Reserve 1 teaspoon of the rosemary to use just before serving.
In a brown paper bag mix together the flour, sea salt, pepper, rosemary, cayenne (optional), sugar (optional), and onions (optional). Remove one piece of chicken at a time.
Shake off the excess buttermilk, drop the piece into the paper bag with the seasoned flour, close the top of the bag, and shake. Repeat with all the pieces, assembling them on a plate or cutting board.
Cook the chicken in batches. Gently drop each piece into the hot oil, making sure it doesn't touch the other pieces so each one cooks evenly.
Turn over when browned on one side. Remove when golden brown and drain on the paper towels. The pieces will cook quickly: chicken tenders (breast) 2-3 minutes; wings 7-8 minutes; thighs & legs 10-12 minutes.
Just before serving, lightly dust the chicken pieces with 1 teaspoon of rosemary, sea salt and pepper.
If you are making deep fried vegetables like onion rings or broccoli florets, they cook even more quickly: thick rings cook in 30 seconds, thin rings in 5-6 seconds; broccoli in 30 seconds.
Soak the vegetables in the seasoned buttermilk for a few minutes, then process like the chicken pieces.
Banana Cake with Chocolate Chips and Walnuts
Yield 8 to 10 servings
Time 90 minutes
- 4 ripe bananas
- 1 1/2 tablespoons baking soda
- 1/4 teaspoon vanilla
- 2 eggs
- 1 cup plus 1 tablespoon sweet butter, room temperature
- 1 cup white sugar
- 1/2 cup light brown sugar
- 2/3 cup half and half
- 2 1/2 cups flour
- Pinch of sea salt
- Pinch of cayenne
- 1/2 cup raw walnuts
- 1 cup semi-sweet chocolate chips
- 1. Melt 1 tablespoon of butter and paint the inside of a 9 x 3 round cake pan, then put the pan in the freezer for 30 minutes. (The frozen butter prevents the batter from sticking to the pan.) On a cookie sheet bake the walnuts in a 350 degree oven for 20 minutes, turning every 5 minutes or so; let cool, roughly chop, and set aside.
- 2. In a bowl mash the bananas with a fork, add the baking soda and vanilla.
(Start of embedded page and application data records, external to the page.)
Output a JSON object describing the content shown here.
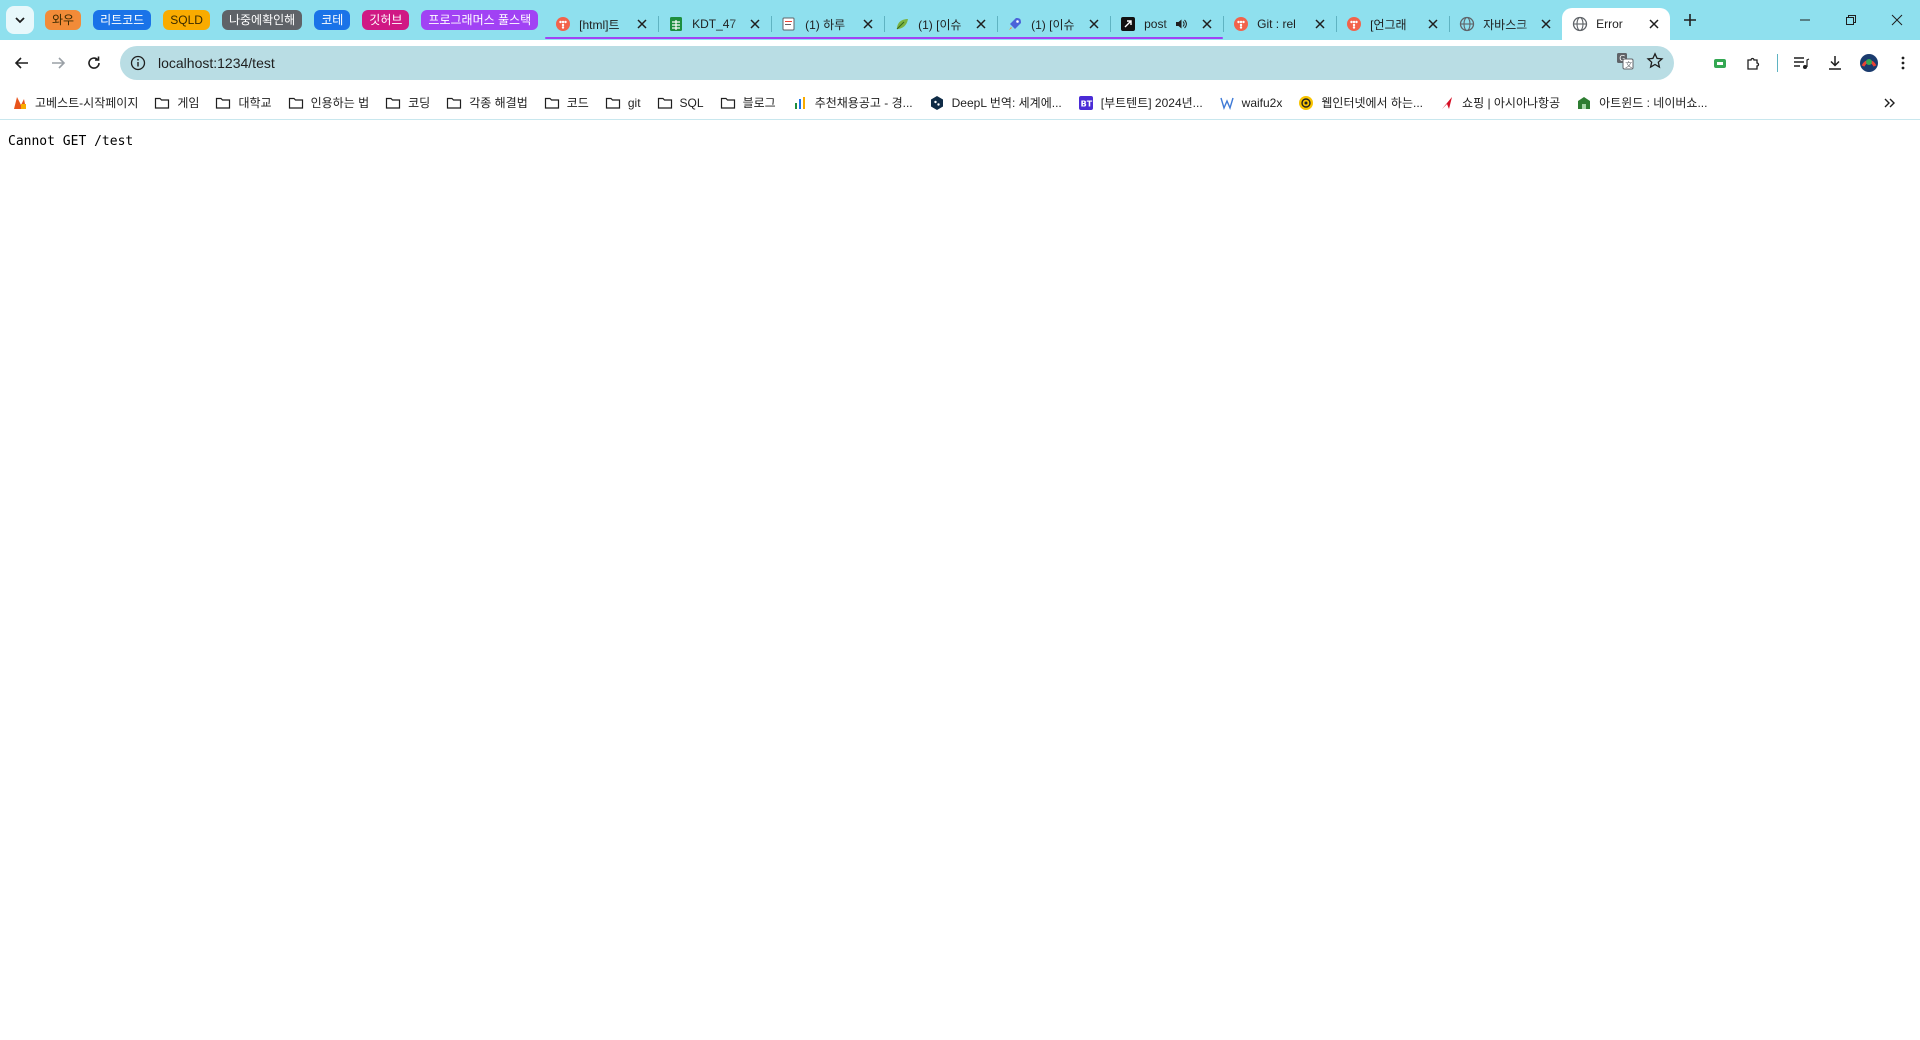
{
  "colors": {
    "tabstrip_bg": "#8fe0ee",
    "omnibox_bg": "#b9dde4",
    "active_tab_bg": "#ffffff"
  },
  "tab_groups": [
    {
      "label": "와우",
      "color": "#f28b38"
    },
    {
      "label": "리트코드",
      "color": "#1a73e8"
    },
    {
      "label": "SQLD",
      "color": "#f9ab00"
    },
    {
      "label": "나중에확인해",
      "color": "#5f6368"
    },
    {
      "label": "코테",
      "color": "#1a73e8"
    },
    {
      "label": "깃허브",
      "color": "#d01884"
    },
    {
      "label": "프로그래머스 풀스택",
      "color": "#a142f4"
    }
  ],
  "tabs": [
    {
      "title": "[html]트",
      "icon": "tistory-icon"
    },
    {
      "title": "KDT_47",
      "icon": "sheets-icon"
    },
    {
      "title": "(1) 하루",
      "icon": "doc-icon"
    },
    {
      "title": "(1) [이슈",
      "icon": "leaf-icon"
    },
    {
      "title": "(1) [이슈",
      "icon": "rocket-icon"
    },
    {
      "title": "post",
      "icon": "notion-icon"
    },
    {
      "title": "Git : rel",
      "icon": "tistory-icon"
    },
    {
      "title": "[언그래",
      "icon": "tistory-icon"
    },
    {
      "title": "자바스크",
      "icon": "globe-icon"
    },
    {
      "title": "Error",
      "icon": "globe-icon"
    }
  ],
  "address_bar": {
    "url": "localhost:1234/test"
  },
  "bookmarks": [
    {
      "label": "고베스트-시작페이지",
      "icon": "site-icon"
    },
    {
      "label": "게임",
      "icon": "folder-icon"
    },
    {
      "label": "대학교",
      "icon": "folder-icon"
    },
    {
      "label": "인용하는 법",
      "icon": "folder-icon"
    },
    {
      "label": "코딩",
      "icon": "folder-icon"
    },
    {
      "label": "각종 해결법",
      "icon": "folder-icon"
    },
    {
      "label": "코드",
      "icon": "folder-icon"
    },
    {
      "label": "git",
      "icon": "folder-icon"
    },
    {
      "label": "SQL",
      "icon": "folder-icon"
    },
    {
      "label": "블로그",
      "icon": "folder-icon"
    },
    {
      "label": "추천채용공고 - 경...",
      "icon": "chart-icon"
    },
    {
      "label": "DeepL 번역: 세계에...",
      "icon": "deepl-icon"
    },
    {
      "label": "[부트텐트] 2024년...",
      "icon": "bt-icon"
    },
    {
      "label": "waifu2x",
      "icon": "w-icon"
    },
    {
      "label": "웹인터넷에서 하는...",
      "icon": "smile-icon"
    },
    {
      "label": "쇼핑 | 아시아나항공",
      "icon": "asiana-icon"
    },
    {
      "label": "아트윈드 : 네이버쇼...",
      "icon": "shop-icon"
    }
  ],
  "page": {
    "body_text": "Cannot GET /test"
  }
}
Stir well and set aside. In a mixer use the whisk to cream together the softened butter and both sugars. Add the eggs, mashed bananas, half and half and whisk until blended. Mix in the flour half a cup at a time, being careful not to over-beat. Remove the bowl from the mixer. Use a rubber spatula to blend in the walnuts and chocolate chips. Pour the batter into the buttered cake pan; it will only fill the pan half-way.
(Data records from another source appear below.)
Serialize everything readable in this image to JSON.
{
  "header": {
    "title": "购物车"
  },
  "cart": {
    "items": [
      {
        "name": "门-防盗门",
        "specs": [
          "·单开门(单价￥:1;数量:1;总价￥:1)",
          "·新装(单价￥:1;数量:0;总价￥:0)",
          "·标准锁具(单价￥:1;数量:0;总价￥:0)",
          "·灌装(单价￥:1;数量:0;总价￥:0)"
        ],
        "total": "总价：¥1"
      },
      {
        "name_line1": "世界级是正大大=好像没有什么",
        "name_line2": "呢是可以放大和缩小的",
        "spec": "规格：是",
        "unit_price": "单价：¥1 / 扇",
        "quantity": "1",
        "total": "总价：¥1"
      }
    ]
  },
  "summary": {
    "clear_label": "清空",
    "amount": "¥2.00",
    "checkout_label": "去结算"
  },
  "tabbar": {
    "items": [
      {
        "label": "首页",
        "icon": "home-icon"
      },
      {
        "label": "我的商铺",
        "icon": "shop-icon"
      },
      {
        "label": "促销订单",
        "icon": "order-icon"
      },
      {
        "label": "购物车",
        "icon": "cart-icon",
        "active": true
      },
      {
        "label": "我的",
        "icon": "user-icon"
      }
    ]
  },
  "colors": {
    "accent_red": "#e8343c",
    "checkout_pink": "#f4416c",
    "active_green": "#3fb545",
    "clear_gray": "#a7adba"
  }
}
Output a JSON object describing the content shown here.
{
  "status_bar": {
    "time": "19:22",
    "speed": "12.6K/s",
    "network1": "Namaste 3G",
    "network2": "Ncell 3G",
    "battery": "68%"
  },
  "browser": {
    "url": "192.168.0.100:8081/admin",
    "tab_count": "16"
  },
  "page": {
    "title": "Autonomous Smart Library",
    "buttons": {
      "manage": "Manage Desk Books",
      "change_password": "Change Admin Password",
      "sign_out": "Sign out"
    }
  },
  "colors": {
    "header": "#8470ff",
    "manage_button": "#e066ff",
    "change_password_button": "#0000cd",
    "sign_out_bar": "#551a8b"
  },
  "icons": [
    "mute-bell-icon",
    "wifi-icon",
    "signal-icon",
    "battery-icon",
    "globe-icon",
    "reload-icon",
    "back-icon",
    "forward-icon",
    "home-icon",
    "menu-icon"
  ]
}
- 3. Bake the cake in a 350 oven for 60-70 minutes, rotating the pan every 20 minutes so the cake cooks evenly. Test to see if the cake is done by inserting a wooden skewer. If the top is browning too quickly, lightly lay a sheet of aluminum foil over the top. When the skewer comes out clean, take the cake out of the oven and place it on a wire rack for 30 minutes. Remove the cake from the pan, putting it back on the wire rack to finish cooling.
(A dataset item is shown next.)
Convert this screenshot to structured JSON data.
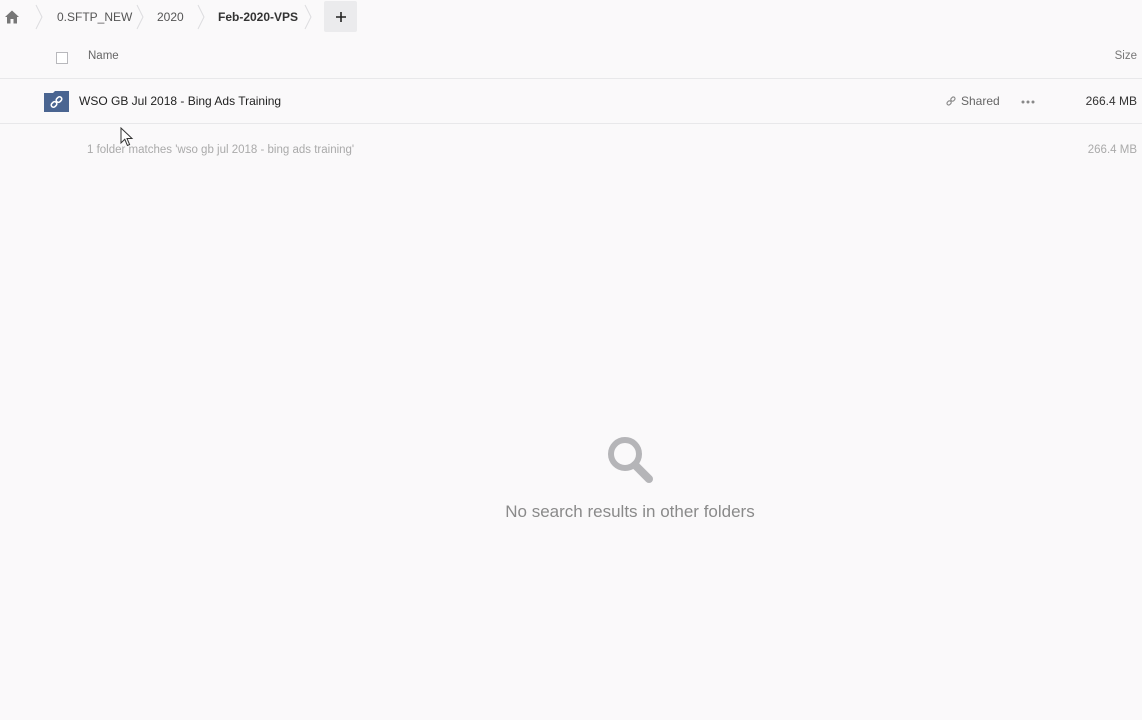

- 4. Just before serving dust the top with powdered sugar and shaved chocolate. Serve warm or at room temperature with vanilla ice cream or freshly whipped cream.